Due to the fact that addiction is a medical disorder, treatment and management is a lifelong process, and temporary relapse is very common. According to studies on the subject, as many of 80-90 percent of those suffering from addiction disorders relapse (if defined as any re-use of the substance) at least once when trying to quit on their own.

The risks of cold turkey detox don’t end once the withdrawal symptoms have ended. Overdose is not an uncommon occurrence when addicted individuals attempt to quit. Once the drug leaves their system for a while, tolerance for the drug decreases. Then, upon relapse, users may take the same amount of the drug that they would have before quitting, and their lack of tolerance causes a potentially fatal overdose.

Though there is always a possibility of a temporary relapse, medically supervised detox causes the likelihood of both relapse and overdose from relapse to decrease significantly. Medical professionals can provide those with addiction disorders with information about the risks of overdose from relapse, and that knowledge alone can save lives. At the same time, the use of medication and other methods to treat withdrawal symptoms as well as ongoing mental health treatment can reduce the rate of relapse significantly. A study in the American Journal of Addictions of a group undergoing buprenorphine treatment found that those who did not take their medication as prescribed for treatment of opioid dependence were 10 times more likely to relapse.
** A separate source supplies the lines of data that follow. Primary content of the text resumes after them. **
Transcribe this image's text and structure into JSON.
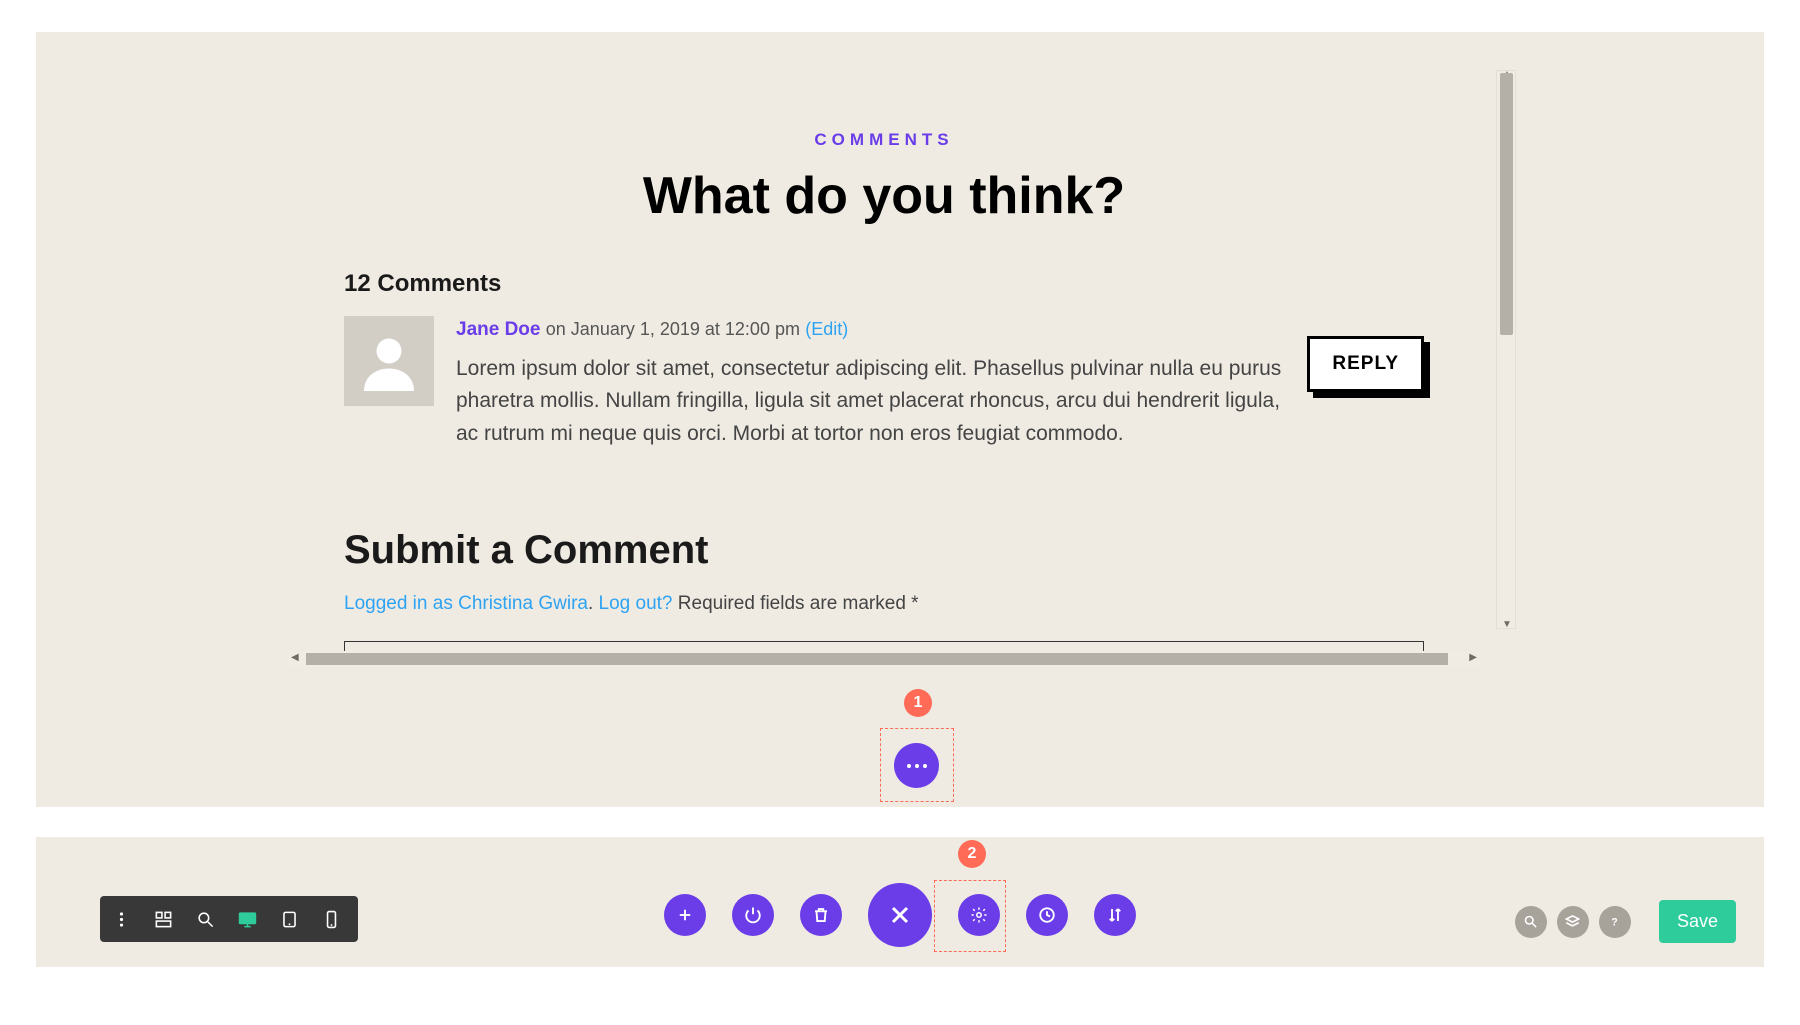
{
  "section": {
    "label": "COMMENTS",
    "title": "What do you think?"
  },
  "comments": {
    "count_label": "12 Comments",
    "first": {
      "author": "Jane Doe",
      "date_prefix": "on ",
      "date": "January 1, 2019 at 12:00 pm",
      "edit_label": "(Edit)",
      "body": "Lorem ipsum dolor sit amet, consectetur adipiscing elit. Phasellus pulvinar nulla eu purus pharetra mollis. Nullam fringilla, ligula sit amet placerat rhoncus, arcu dui hendrerit ligula, ac rutrum mi neque quis orci. Morbi at tortor non eros feugiat commodo.",
      "reply_label": "REPLY"
    }
  },
  "submit": {
    "title": "Submit a Comment",
    "logged_in_prefix": "Logged in as ",
    "user": "Christina Gwira",
    "period": ". ",
    "logout_label": "Log out?",
    "required_note": " Required fields are marked *"
  },
  "annotations": {
    "one": "1",
    "two": "2"
  },
  "toolbar": {
    "save_label": "Save"
  }
}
According to a study in the U.S. National Library of Medicine, short-term abstinence rates for those who received treatment for alcohol addiction were 62 percent, compared to 43 percent for untreated individuals. Of those who remained abstinent for the first three years, 61 percent of the untreated group relapsed within the next 16 years compared to 43 percent of the group that received help. Those who received treatment were also more likely to stick with addiction support programs through the course of 16-year study.


Advantages of Medical Detox

The most obvious advantage of medical detox is the fact that the goal of this treatment is to make withdrawal as comfortable as possible. Many people are aware that the symptoms of withdrawal are incredibly unpleasant when experienced without medical intervention, and this deters many people suffering from substance abuse from attempting to quit. In medical detox, any sign of discomfort is taken as a sign that the treatment isn’t ideal, and doctors will do what they can to adjust medication and therapies until the person is comfortable again.

As explained by the National Institute of Drug Abuse, each addiction is unique and therefore requires an individualized approach. Medical professionals also take into account the person’s psychological state, medical history, previous attempts at sobriety, related health issues such as liver function, age, gender, size, and all other factors that affect the detox process. They can then offer tailored aftercare options and recommend support programs for managing addiction disorders. All of this contributes to the lower relapse rates that occur for those who seek medical help with detox and addiction disorder management.

There is no reason to go through detox alone. Addiction is a disease that can and should be treated by medical professionals, especially considering the fact that quitting cold turkey can be so risky. There is no need to punish oneself by going through withdrawal symptoms alone when you can receive treatment that will make the process bearable, and receive information and treatment plans that will make it easier to stay sober.

It’s also important to keep in mind that medical detox alone without continuing treatment creates a high risk of relapse. Ongoing addiction treatment and support are needed to keep the recovering individual on the right path. There are many programs available that are dedicated to helping those with addiction disorders get clean safely.